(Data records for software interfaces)
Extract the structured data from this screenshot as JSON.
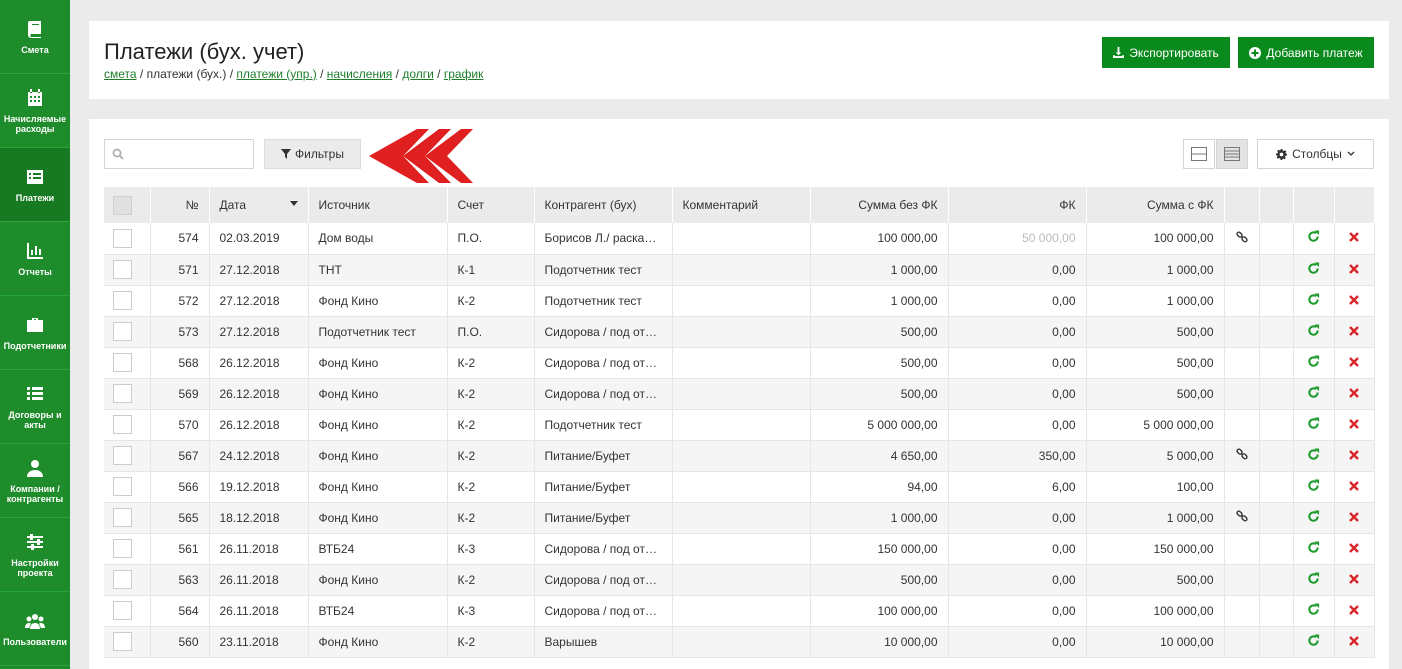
{
  "sidebar": {
    "items": [
      {
        "label": "Смета",
        "icon": "book-icon"
      },
      {
        "label": "Начисляемые расходы",
        "icon": "calendar-icon"
      },
      {
        "label": "Платежи",
        "icon": "list-alt-icon"
      },
      {
        "label": "Отчеты",
        "icon": "bar-chart-icon"
      },
      {
        "label": "Подотчетники",
        "icon": "briefcase-icon"
      },
      {
        "label": "Договоры и акты",
        "icon": "list-icon"
      },
      {
        "label": "Компании / контрагенты",
        "icon": "user-icon"
      },
      {
        "label": "Настройки проекта",
        "icon": "sliders-icon"
      },
      {
        "label": "Пользователи",
        "icon": "users-icon"
      }
    ]
  },
  "header": {
    "title": "Платежи (бух. учет)",
    "breadcrumb": {
      "smeta": "смета",
      "sep": " / ",
      "current": "платежи (бух.)",
      "upr": "платежи (упр.)",
      "accruals": "начисления",
      "debts": "долги",
      "schedule": "график"
    },
    "export_label": "Экспортировать",
    "add_label": "Добавить платеж"
  },
  "toolbar": {
    "search_placeholder": "",
    "filters_label": "Фильтры",
    "columns_label": "Столбцы"
  },
  "table": {
    "headers": {
      "num": "№",
      "date": "Дата",
      "source": "Источник",
      "account": "Счет",
      "counterparty": "Контрагент (бух)",
      "comment": "Комментарий",
      "sum_no_fk": "Сумма без ФК",
      "fk": "ФК",
      "sum_fk": "Сумма с ФК"
    },
    "rows": [
      {
        "num": "574",
        "date": "02.03.2019",
        "source": "Дом воды",
        "account": "П.О.",
        "counterparty": "Борисов Л./ раскадровки",
        "comment": "",
        "sum_no_fk": "100 000,00",
        "fk": "50 000,00",
        "fk_faded": true,
        "sum_fk": "100 000,00",
        "link": true
      },
      {
        "num": "571",
        "date": "27.12.2018",
        "source": "ТНТ",
        "account": "К-1",
        "counterparty": "Подотчетник тест",
        "comment": "",
        "sum_no_fk": "1 000,00",
        "fk": "0,00",
        "sum_fk": "1 000,00",
        "link": false
      },
      {
        "num": "572",
        "date": "27.12.2018",
        "source": "Фонд Кино",
        "account": "К-2",
        "counterparty": "Подотчетник тест",
        "comment": "",
        "sum_no_fk": "1 000,00",
        "fk": "0,00",
        "sum_fk": "1 000,00",
        "link": false
      },
      {
        "num": "573",
        "date": "27.12.2018",
        "source": "Подотчетник тест",
        "account": "П.О.",
        "counterparty": "Сидорова / под отчет",
        "comment": "",
        "sum_no_fk": "500,00",
        "fk": "0,00",
        "sum_fk": "500,00",
        "link": false
      },
      {
        "num": "568",
        "date": "26.12.2018",
        "source": "Фонд Кино",
        "account": "К-2",
        "counterparty": "Сидорова / под отчет",
        "comment": "",
        "sum_no_fk": "500,00",
        "fk": "0,00",
        "sum_fk": "500,00",
        "link": false
      },
      {
        "num": "569",
        "date": "26.12.2018",
        "source": "Фонд Кино",
        "account": "К-2",
        "counterparty": "Сидорова / под отчет",
        "comment": "",
        "sum_no_fk": "500,00",
        "fk": "0,00",
        "sum_fk": "500,00",
        "link": false
      },
      {
        "num": "570",
        "date": "26.12.2018",
        "source": "Фонд Кино",
        "account": "К-2",
        "counterparty": "Подотчетник тест",
        "comment": "",
        "sum_no_fk": "5 000 000,00",
        "fk": "0,00",
        "sum_fk": "5 000 000,00",
        "link": false
      },
      {
        "num": "567",
        "date": "24.12.2018",
        "source": "Фонд Кино",
        "account": "К-2",
        "counterparty": "Питание/Буфет",
        "comment": "",
        "sum_no_fk": "4 650,00",
        "fk": "350,00",
        "sum_fk": "5 000,00",
        "link": true
      },
      {
        "num": "566",
        "date": "19.12.2018",
        "source": "Фонд Кино",
        "account": "К-2",
        "counterparty": "Питание/Буфет",
        "comment": "",
        "sum_no_fk": "94,00",
        "fk": "6,00",
        "sum_fk": "100,00",
        "link": false
      },
      {
        "num": "565",
        "date": "18.12.2018",
        "source": "Фонд Кино",
        "account": "К-2",
        "counterparty": "Питание/Буфет",
        "comment": "",
        "sum_no_fk": "1 000,00",
        "fk": "0,00",
        "sum_fk": "1 000,00",
        "link": true
      },
      {
        "num": "561",
        "date": "26.11.2018",
        "source": "ВТБ24",
        "account": "К-3",
        "counterparty": "Сидорова / под отчет",
        "comment": "",
        "sum_no_fk": "150 000,00",
        "fk": "0,00",
        "sum_fk": "150 000,00",
        "link": false
      },
      {
        "num": "563",
        "date": "26.11.2018",
        "source": "Фонд Кино",
        "account": "К-2",
        "counterparty": "Сидорова / под отчет",
        "comment": "",
        "sum_no_fk": "500,00",
        "fk": "0,00",
        "sum_fk": "500,00",
        "link": false
      },
      {
        "num": "564",
        "date": "26.11.2018",
        "source": "ВТБ24",
        "account": "К-3",
        "counterparty": "Сидорова / под отчет",
        "comment": "",
        "sum_no_fk": "100 000,00",
        "fk": "0,00",
        "sum_fk": "100 000,00",
        "link": false
      },
      {
        "num": "560",
        "date": "23.11.2018",
        "source": "Фонд Кино",
        "account": "К-2",
        "counterparty": "Варышев",
        "comment": "",
        "sum_no_fk": "10 000,00",
        "fk": "0,00",
        "sum_fk": "10 000,00",
        "link": false
      }
    ]
  },
  "colors": {
    "sidebar": "#1e8c2b",
    "primary_button": "#0a8a1d",
    "refresh_icon": "#1e9a2e",
    "delete_icon": "#d9262b",
    "arrow_annotation": "#e02020"
  }
}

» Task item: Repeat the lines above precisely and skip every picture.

» Completed task:
Extract the structured data from this screenshot as JSON.
{
  "sidebar": {
    "items": [
      {
        "label": "Смета",
        "icon": "book-icon"
      },
      {
        "label": "Начисляемые расходы",
        "icon": "calendar-icon"
      },
      {
        "label": "Платежи",
        "icon": "list-alt-icon"
      },
      {
        "label": "Отчеты",
        "icon": "bar-chart-icon"
      },
      {
        "label": "Подотчетники",
        "icon": "briefcase-icon"
      },
      {
        "label": "Договоры и акты",
        "icon": "list-icon"
      },
      {
        "label": "Компании / контрагенты",
        "icon": "user-icon"
      },
      {
        "label": "Настройки проекта",
        "icon": "sliders-icon"
      },
      {
        "label": "Пользователи",
        "icon": "users-icon"
      }
    ]
  },
  "header": {
    "title": "Платежи (бух. учет)",
    "breadcrumb": {
      "smeta": "смета",
      "sep": " / ",
      "current": "платежи (бух.)",
      "upr": "платежи (упр.)",
      "accruals": "начисления",
      "debts": "долги",
      "schedule": "график"
    },
    "export_label": "Экспортировать",
    "add_label": "Добавить платеж"
  },
  "toolbar": {
    "search_placeholder": "",
    "filters_label": "Фильтры",
    "columns_label": "Столбцы"
  },
  "table": {
    "headers": {
      "num": "№",
      "date": "Дата",
      "source": "Источник",
      "account": "Счет",
      "counterparty": "Контрагент (бух)",
      "comment": "Комментарий",
      "sum_no_fk": "Сумма без ФК",
      "fk": "ФК",
      "sum_fk": "Сумма с ФК"
    },
    "rows": [
      {
        "num": "574",
        "date": "02.03.2019",
        "source": "Дом воды",
        "account": "П.О.",
        "counterparty": "Борисов Л./ раскадровки",
        "comment": "",
        "sum_no_fk": "100 000,00",
        "fk": "50 000,00",
        "fk_faded": true,
        "sum_fk": "100 000,00",
        "link": true
      },
      {
        "num": "571",
        "date": "27.12.2018",
        "source": "ТНТ",
        "account": "К-1",
        "counterparty": "Подотчетник тест",
        "comment": "",
        "sum_no_fk": "1 000,00",
        "fk": "0,00",
        "sum_fk": "1 000,00",
        "link": false
      },
      {
        "num": "572",
        "date": "27.12.2018",
        "source": "Фонд Кино",
        "account": "К-2",
        "counterparty": "Подотчетник тест",
        "comment": "",
        "sum_no_fk": "1 000,00",
        "fk": "0,00",
        "sum_fk": "1 000,00",
        "link": false
      },
      {
        "num": "573",
        "date": "27.12.2018",
        "source": "Подотчетник тест",
        "account": "П.О.",
        "counterparty": "Сидорова / под отчет",
        "comment": "",
        "sum_no_fk": "500,00",
        "fk": "0,00",
        "sum_fk": "500,00",
        "link": false
      },
      {
        "num": "568",
        "date": "26.12.2018",
        "source": "Фонд Кино",
        "account": "К-2",
        "counterparty": "Сидорова / под отчет",
        "comment": "",
        "sum_no_fk": "500,00",
        "fk": "0,00",
        "sum_fk": "500,00",
        "link": false
      },
      {
        "num": "569",
        "date": "26.12.2018",
        "source": "Фонд Кино",
        "account": "К-2",
        "counterparty": "Сидорова / под отчет",
        "comment": "",
        "sum_no_fk": "500,00",
        "fk": "0,00",
        "sum_fk": "500,00",
        "link": false
      },
      {
        "num": "570",
        "date": "26.12.2018",
        "source": "Фонд Кино",
        "account": "К-2",
        "counterparty": "Подотчетник тест",
        "comment": "",
        "sum_no_fk": "5 000 000,00",
        "fk": "0,00",
        "sum_fk": "5 000 000,00",
        "link": false
      },
      {
        "num": "567",
        "date": "24.12.2018",
        "source": "Фонд Кино",
        "account": "К-2",
        "counterparty": "Питание/Буфет",
        "comment": "",
        "sum_no_fk": "4 650,00",
        "fk": "350,00",
        "sum_fk": "5 000,00",
        "link": true
      },
      {
        "num": "566",
        "date": "19.12.2018",
        "source": "Фонд Кино",
        "account": "К-2",
        "counterparty": "Питание/Буфет",
        "comment": "",
        "sum_no_fk": "94,00",
        "fk": "6,00",
        "sum_fk": "100,00",
        "link": false
      },
      {
        "num": "565",
        "date": "18.12.2018",
        "source": "Фонд Кино",
        "account": "К-2",
        "counterparty": "Питание/Буфет",
        "comment": "",
        "sum_no_fk": "1 000,00",
        "fk": "0,00",
        "sum_fk": "1 000,00",
        "link": true
      },
      {
        "num": "561",
        "date": "26.11.2018",
        "source": "ВТБ24",
        "account": "К-3",
        "counterparty": "Сидорова / под отчет",
        "comment": "",
        "sum_no_fk": "150 000,00",
        "fk": "0,00",
        "sum_fk": "150 000,00",
        "link": false
      },
      {
        "num": "563",
        "date": "26.11.2018",
        "source": "Фонд Кино",
        "account": "К-2",
        "counterparty": "Сидорова / под отчет",
        "comment": "",
        "sum_no_fk": "500,00",
        "fk": "0,00",
        "sum_fk": "500,00",
        "link": false
      },
      {
        "num": "564",
        "date": "26.11.2018",
        "source": "ВТБ24",
        "account": "К-3",
        "counterparty": "Сидорова / под отчет",
        "comment": "",
        "sum_no_fk": "100 000,00",
        "fk": "0,00",
        "sum_fk": "100 000,00",
        "link": false
      },
      {
        "num": "560",
        "date": "23.11.2018",
        "source": "Фонд Кино",
        "account": "К-2",
        "counterparty": "Варышев",
        "comment": "",
        "sum_no_fk": "10 000,00",
        "fk": "0,00",
        "sum_fk": "10 000,00",
        "link": false
      }
    ]
  },
  "colors": {
    "sidebar": "#1e8c2b",
    "primary_button": "#0a8a1d",
    "refresh_icon": "#1e9a2e",
    "delete_icon": "#d9262b",
    "arrow_annotation": "#e02020"
  }
}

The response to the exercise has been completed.